Do you have a tendency to use the backlog as an eternal placeholder? If so, you probably have a lot of clutter that’s creating a lot of frustrations for your end-users. In this post we’ll show you how to clean up your Jira issues and reduce the backlog with some basic JQL queries.
Tips to improve project management in the Atlassian suite
How to test Kubernetes artifacts like Helm charts and YAML manifests in your CI pipelines with a low-overhead, on-demand Kubernetes cluster deployed with KIND - Kubernetes in Docker.
Low overhead, on-demand Kubernetes clusters deployed on CI Workers Nodes with KIND
Had enough of sluggish polling? With instant Artifactory event triggers you can give responsiveness in Jenkins a real boost. Here’s an easy way to set it up.
A super easy configuration guide
In software development tight coupling is one of our biggest enemies. On the function level it makes our application hard to change and fragile. Unfortunately, tight coupling is like the entropy of software development, so we have always have to be working to reduce it.

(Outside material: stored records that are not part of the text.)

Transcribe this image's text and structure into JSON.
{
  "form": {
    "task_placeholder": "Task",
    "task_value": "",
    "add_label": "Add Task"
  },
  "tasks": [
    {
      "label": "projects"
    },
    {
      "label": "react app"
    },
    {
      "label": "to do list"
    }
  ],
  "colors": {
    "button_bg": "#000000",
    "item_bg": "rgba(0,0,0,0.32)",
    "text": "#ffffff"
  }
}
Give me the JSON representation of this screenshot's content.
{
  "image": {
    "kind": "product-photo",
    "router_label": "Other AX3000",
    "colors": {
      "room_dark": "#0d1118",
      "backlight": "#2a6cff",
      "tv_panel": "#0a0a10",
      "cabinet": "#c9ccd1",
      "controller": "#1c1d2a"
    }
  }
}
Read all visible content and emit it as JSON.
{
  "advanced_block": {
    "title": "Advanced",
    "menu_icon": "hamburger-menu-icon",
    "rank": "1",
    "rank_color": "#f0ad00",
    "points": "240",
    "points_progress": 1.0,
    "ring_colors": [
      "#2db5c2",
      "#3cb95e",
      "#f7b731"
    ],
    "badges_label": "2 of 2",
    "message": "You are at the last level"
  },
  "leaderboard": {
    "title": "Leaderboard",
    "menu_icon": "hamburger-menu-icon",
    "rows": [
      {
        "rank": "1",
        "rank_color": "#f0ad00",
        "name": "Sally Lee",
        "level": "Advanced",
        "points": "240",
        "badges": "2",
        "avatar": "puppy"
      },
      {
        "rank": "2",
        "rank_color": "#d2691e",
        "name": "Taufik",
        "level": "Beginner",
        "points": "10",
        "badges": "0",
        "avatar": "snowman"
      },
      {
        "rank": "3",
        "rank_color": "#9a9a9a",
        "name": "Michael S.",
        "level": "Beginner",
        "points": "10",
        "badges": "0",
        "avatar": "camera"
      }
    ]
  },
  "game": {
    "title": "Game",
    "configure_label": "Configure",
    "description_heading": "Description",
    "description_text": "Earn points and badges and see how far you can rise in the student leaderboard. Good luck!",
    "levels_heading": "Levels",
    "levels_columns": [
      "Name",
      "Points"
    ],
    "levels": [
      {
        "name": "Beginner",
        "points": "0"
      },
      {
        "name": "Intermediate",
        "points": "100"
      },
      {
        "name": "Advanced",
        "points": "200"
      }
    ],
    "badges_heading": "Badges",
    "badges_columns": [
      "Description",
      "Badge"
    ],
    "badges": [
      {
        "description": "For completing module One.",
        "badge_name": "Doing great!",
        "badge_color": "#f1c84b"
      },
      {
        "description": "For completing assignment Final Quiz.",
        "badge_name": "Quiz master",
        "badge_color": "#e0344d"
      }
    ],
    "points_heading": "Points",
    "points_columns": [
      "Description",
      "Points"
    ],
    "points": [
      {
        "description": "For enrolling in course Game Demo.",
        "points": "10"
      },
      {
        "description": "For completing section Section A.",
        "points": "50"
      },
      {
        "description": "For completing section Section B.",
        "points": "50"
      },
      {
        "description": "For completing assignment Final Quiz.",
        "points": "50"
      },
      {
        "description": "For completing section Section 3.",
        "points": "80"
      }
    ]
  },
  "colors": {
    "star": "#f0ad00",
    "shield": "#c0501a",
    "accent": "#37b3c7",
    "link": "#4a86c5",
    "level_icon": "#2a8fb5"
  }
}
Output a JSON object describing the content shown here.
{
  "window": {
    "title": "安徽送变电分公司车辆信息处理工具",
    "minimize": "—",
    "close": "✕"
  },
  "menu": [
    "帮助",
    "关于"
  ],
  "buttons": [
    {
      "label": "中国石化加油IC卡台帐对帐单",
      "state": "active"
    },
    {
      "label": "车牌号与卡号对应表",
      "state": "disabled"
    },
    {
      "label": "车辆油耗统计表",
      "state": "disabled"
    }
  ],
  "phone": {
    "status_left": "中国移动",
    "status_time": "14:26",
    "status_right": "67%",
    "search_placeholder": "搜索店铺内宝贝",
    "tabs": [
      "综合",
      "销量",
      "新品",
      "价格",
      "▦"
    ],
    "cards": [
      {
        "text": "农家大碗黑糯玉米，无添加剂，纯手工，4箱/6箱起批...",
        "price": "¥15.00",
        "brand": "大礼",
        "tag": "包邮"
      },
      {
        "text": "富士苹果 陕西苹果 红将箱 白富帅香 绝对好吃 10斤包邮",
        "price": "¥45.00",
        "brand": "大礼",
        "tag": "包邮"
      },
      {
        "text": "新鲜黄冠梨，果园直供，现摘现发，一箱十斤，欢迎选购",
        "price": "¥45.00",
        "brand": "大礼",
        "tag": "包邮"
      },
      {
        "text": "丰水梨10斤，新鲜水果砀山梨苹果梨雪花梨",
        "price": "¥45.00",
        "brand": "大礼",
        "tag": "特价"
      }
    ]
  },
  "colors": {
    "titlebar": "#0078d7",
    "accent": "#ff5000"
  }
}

How to safely introduce modular architecture to legacy software
I am an Atlassian certified trainer and over the years I have been spending much time with clients and their Jiras. In this blogpost, I have collected some small tips and tricks that will make your Jira usage better.
Jira Software is a powerful tool deployed in so many organizations, yet in day to day usage people are missing out on improvements, big and small.
In this post, I’ll take a closer look at the version of Jenkins X using Tekton, to give you an idea of how the general development, build, test, deploy flow looks like with Jenkins X. How does it feel to ship your code to production using a product coming from the Jenkins community that has very little Jenkins in it?
A crash course in Jenkins X and how to test it out on a local Kubernetes cluster
In this blog I will show you how to create snapshots of Persistent volumes in Kubernetes clusters and restore them again by only talking to the api server. This can be useful for either backups or when scaling stateful applications that need “startup data”.
Sneak peak at CSI Volume snapshotting Alpha feature
When I read Fowler’s new ‘Refactoring’ book I felt sure the example from the first chapter would make a good Code Kata. However, he didn’t include the code for the test cases. I can fix that!
Writing tests for ‘Theatrical Players’
Nicole Forsgren and the Accelerate DORA team has just released the newest iteration of the State of DevOps report. The report investigates what practices make us better at delivering valuable software to our users as measured by business outcomes. Read on for our analysis of the report, and how it can be best put to use.
The latest drivers of software delivery performance
Hear about upcoming events in Scandinavia, latest tech blogs, and training in the field of Continuous Delivery and DevOps